-- What you should do --
Once the pictures are removed, output the remaining entries exactly as given.

***** Records provided

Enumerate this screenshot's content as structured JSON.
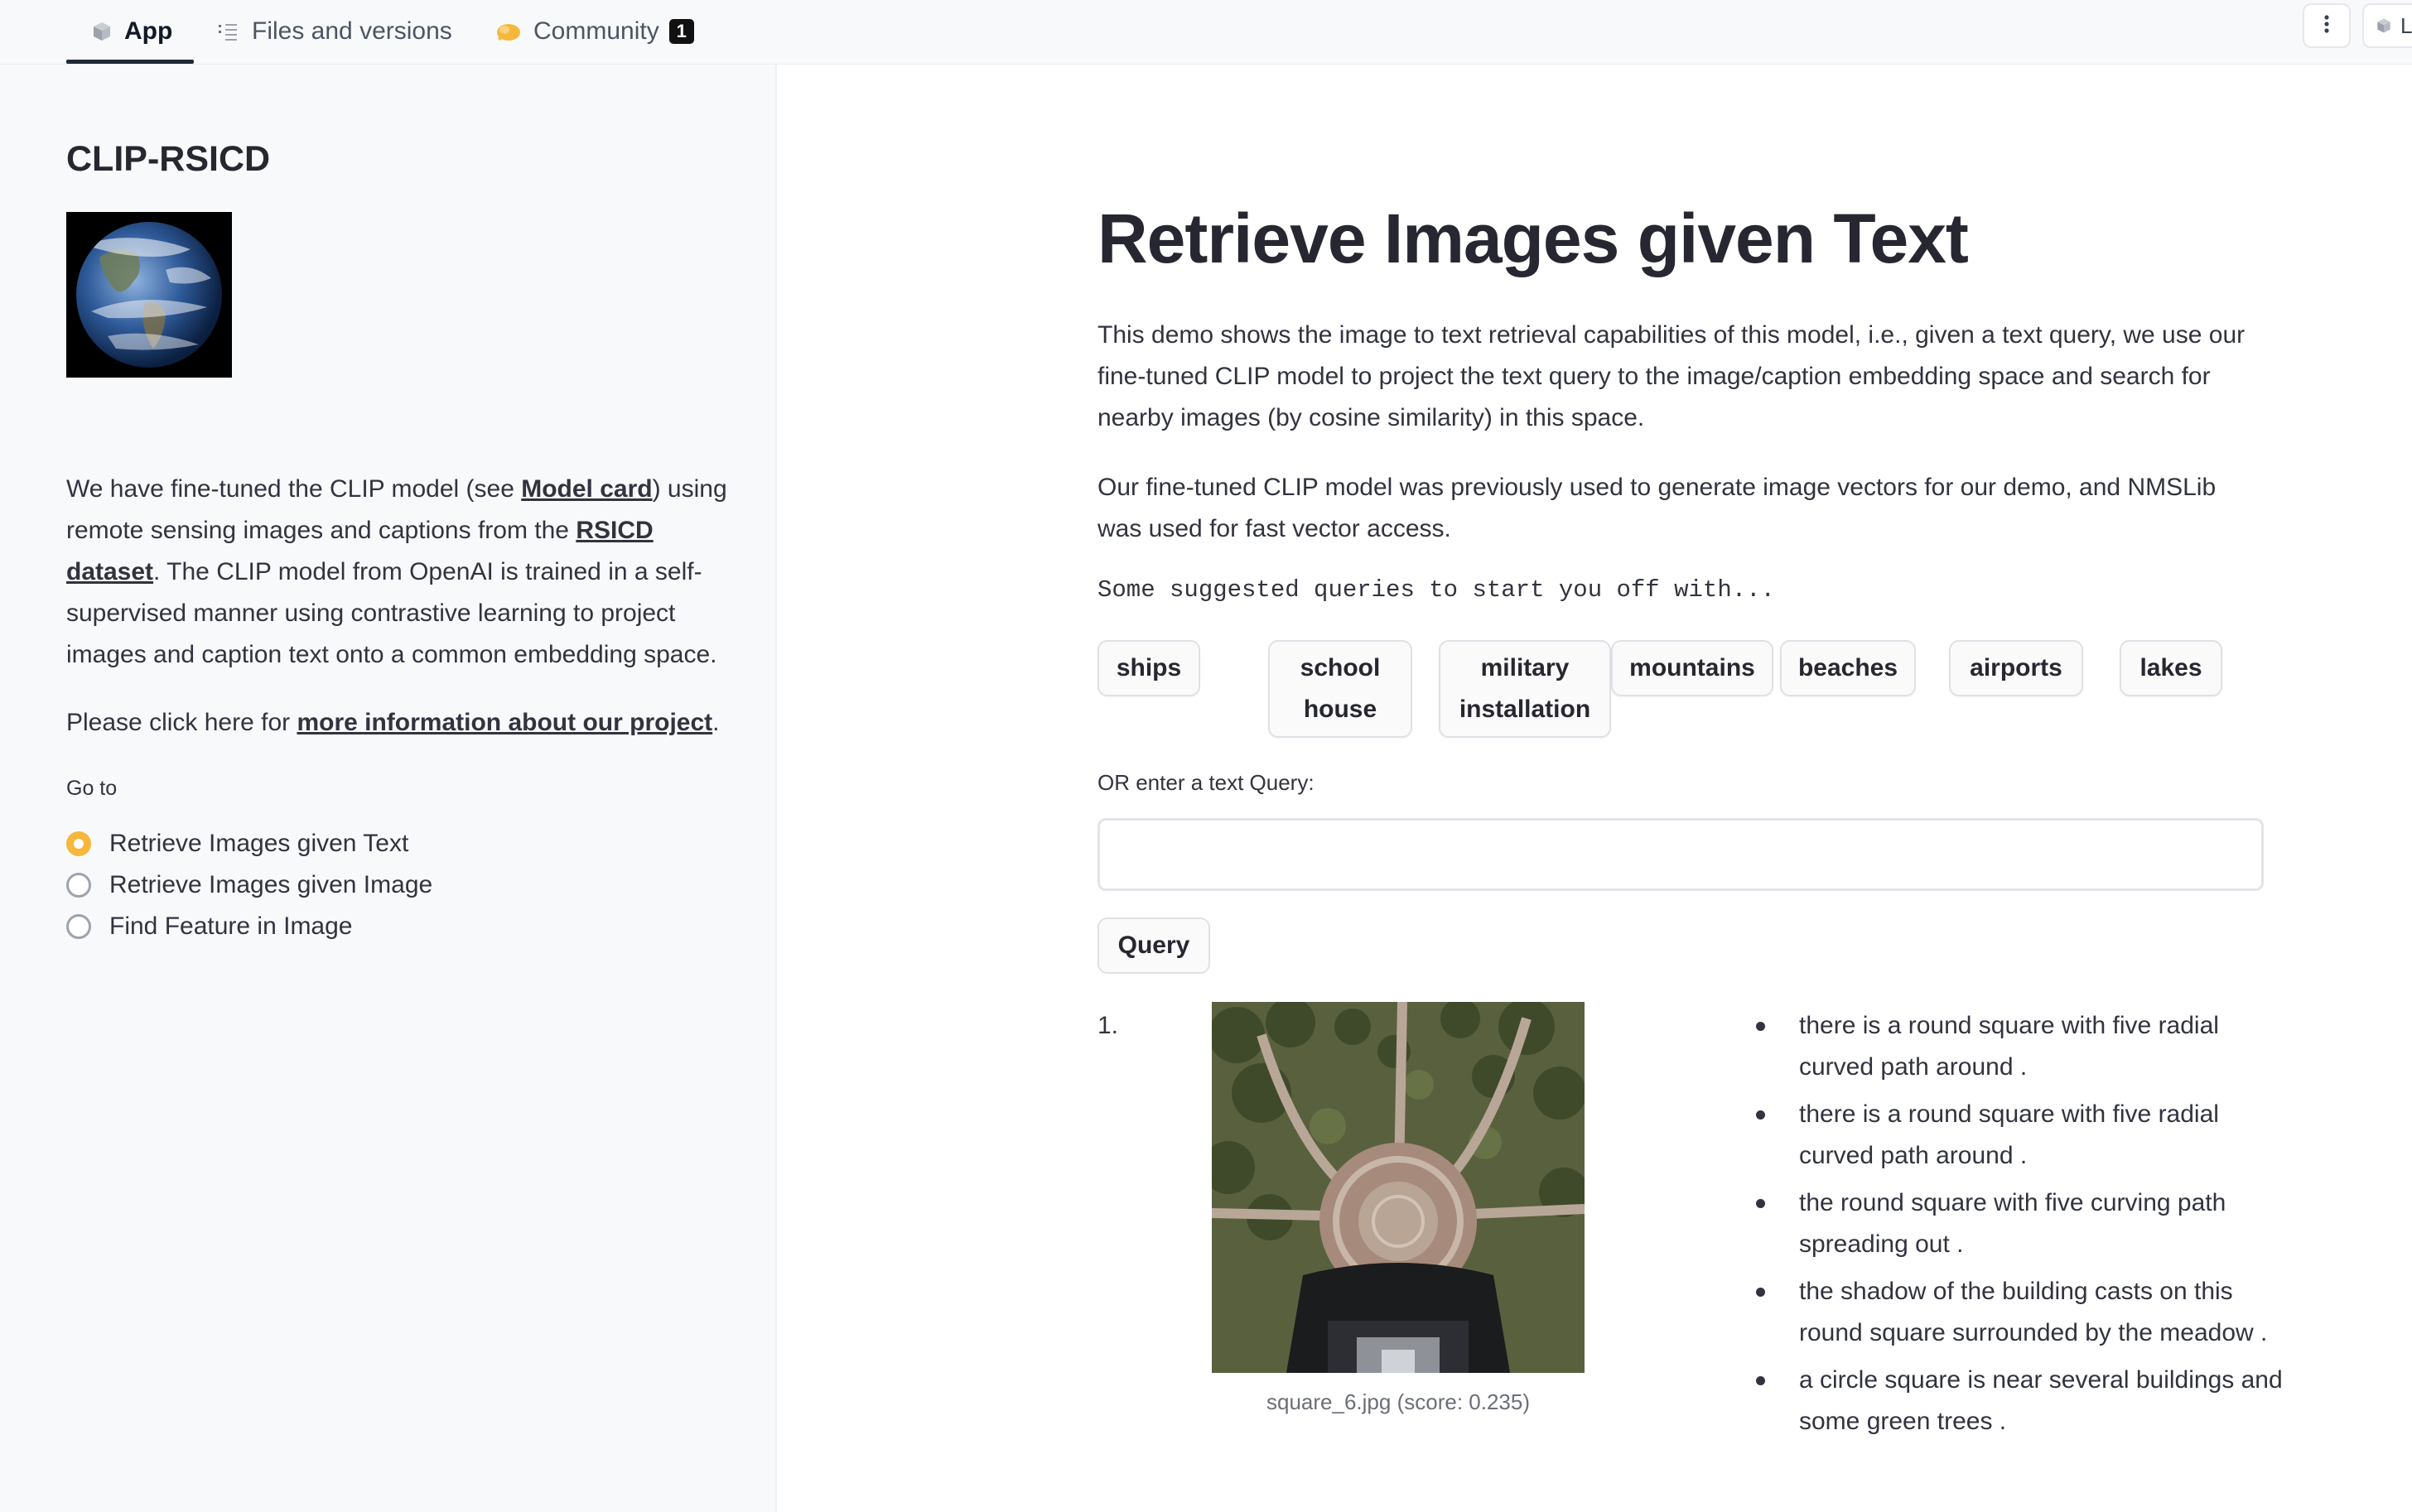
{
  "tabs": [
    {
      "label": "App",
      "icon": "cube-icon",
      "active": true
    },
    {
      "label": "Files and versions",
      "icon": "files-icon",
      "active": false
    },
    {
      "label": "Community",
      "icon": "community-icon",
      "active": false,
      "badge": "1"
    }
  ],
  "topbar_right": {
    "menu_icon": "more-vert-icon",
    "chip_text": "L"
  },
  "sidebar": {
    "title": "CLIP-RSICD",
    "image_alt": "Earth globe",
    "para1": {
      "t1": "We have fine-tuned the CLIP model (see ",
      "link1": "Model card",
      "t2": ") using remote sensing images and captions from the ",
      "link2": "RSICD dataset",
      "t3": ". The CLIP model from OpenAI is trained in a self-supervised manner using contrastive learning to project images and caption text onto a common embedding space."
    },
    "para2": {
      "t1": "Please click here for ",
      "link": "more information about our project",
      "t2": "."
    },
    "goto_label": "Go to",
    "radio_options": [
      {
        "label": "Retrieve Images given Text",
        "selected": true
      },
      {
        "label": "Retrieve Images given Image",
        "selected": false
      },
      {
        "label": "Find Feature in Image",
        "selected": false
      }
    ]
  },
  "main": {
    "title": "Retrieve Images given Text",
    "para1": "This demo shows the image to text retrieval capabilities of this model, i.e., given a text query, we use our fine-tuned CLIP model to project the text query to the image/caption embedding space and search for nearby images (by cosine similarity) in this space.",
    "para2": "Our fine-tuned CLIP model was previously used to generate image vectors for our demo, and NMSLib was used for fast vector access.",
    "suggest_label": "Some suggested queries to start you off with...",
    "suggestions": [
      "ships",
      "school\nhouse",
      "military\ninstallation",
      "mountains",
      "beaches",
      "airports",
      "lakes"
    ],
    "query_label": "OR enter a text Query:",
    "query_value": "",
    "query_button": "Query",
    "result": {
      "index": "1.",
      "caption": "square_6.jpg (score: 0.235)",
      "descriptions": [
        "there is a round square with five radial curved path around .",
        "there is a round square with five radial curved path around .",
        "the round square with five curving path spreading out .",
        "the shadow of the building casts on this round square surrounded by the meadow .",
        "a circle square is near several buildings and some green trees ."
      ]
    }
  },
  "colors": {
    "accent_radio": "#f6b73c",
    "text": "#31333f",
    "sidebar_bg": "#f8f9fb"
  }
}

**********

-- Written solution --
Enumerate this screenshot's content as structured JSON.
{
  "tabs": [
    {
      "label": "App",
      "icon": "cube-icon",
      "active": true
    },
    {
      "label": "Files and versions",
      "icon": "files-icon",
      "active": false
    },
    {
      "label": "Community",
      "icon": "community-icon",
      "active": false,
      "badge": "1"
    }
  ],
  "topbar_right": {
    "menu_icon": "more-vert-icon",
    "chip_text": "L"
  },
  "sidebar": {
    "title": "CLIP-RSICD",
    "image_alt": "Earth globe",
    "para1": {
      "t1": "We have fine-tuned the CLIP model (see ",
      "link1": "Model card",
      "t2": ") using remote sensing images and captions from the ",
      "link2": "RSICD dataset",
      "t3": ". The CLIP model from OpenAI is trained in a self-supervised manner using contrastive learning to project images and caption text onto a common embedding space."
    },
    "para2": {
      "t1": "Please click here for ",
      "link": "more information about our project",
      "t2": "."
    },
    "goto_label": "Go to",
    "radio_options": [
      {
        "label": "Retrieve Images given Text",
        "selected": true
      },
      {
        "label": "Retrieve Images given Image",
        "selected": false
      },
      {
        "label": "Find Feature in Image",
        "selected": false
      }
    ]
  },
  "main": {
    "title": "Retrieve Images given Text",
    "para1": "This demo shows the image to text retrieval capabilities of this model, i.e., given a text query, we use our fine-tuned CLIP model to project the text query to the image/caption embedding space and search for nearby images (by cosine similarity) in this space.",
    "para2": "Our fine-tuned CLIP model was previously used to generate image vectors for our demo, and NMSLib was used for fast vector access.",
    "suggest_label": "Some suggested queries to start you off with...",
    "suggestions": [
      "ships",
      "school\nhouse",
      "military\ninstallation",
      "mountains",
      "beaches",
      "airports",
      "lakes"
    ],
    "query_label": "OR enter a text Query:",
    "query_value": "",
    "query_button": "Query",
    "result": {
      "index": "1.",
      "caption": "square_6.jpg (score: 0.235)",
      "descriptions": [
        "there is a round square with five radial curved path around .",
        "there is a round square with five radial curved path around .",
        "the round square with five curving path spreading out .",
        "the shadow of the building casts on this round square surrounded by the meadow .",
        "a circle square is near several buildings and some green trees ."
      ]
    }
  },
  "colors": {
    "accent_radio": "#f6b73c",
    "text": "#31333f",
    "sidebar_bg": "#f8f9fb"
  }
}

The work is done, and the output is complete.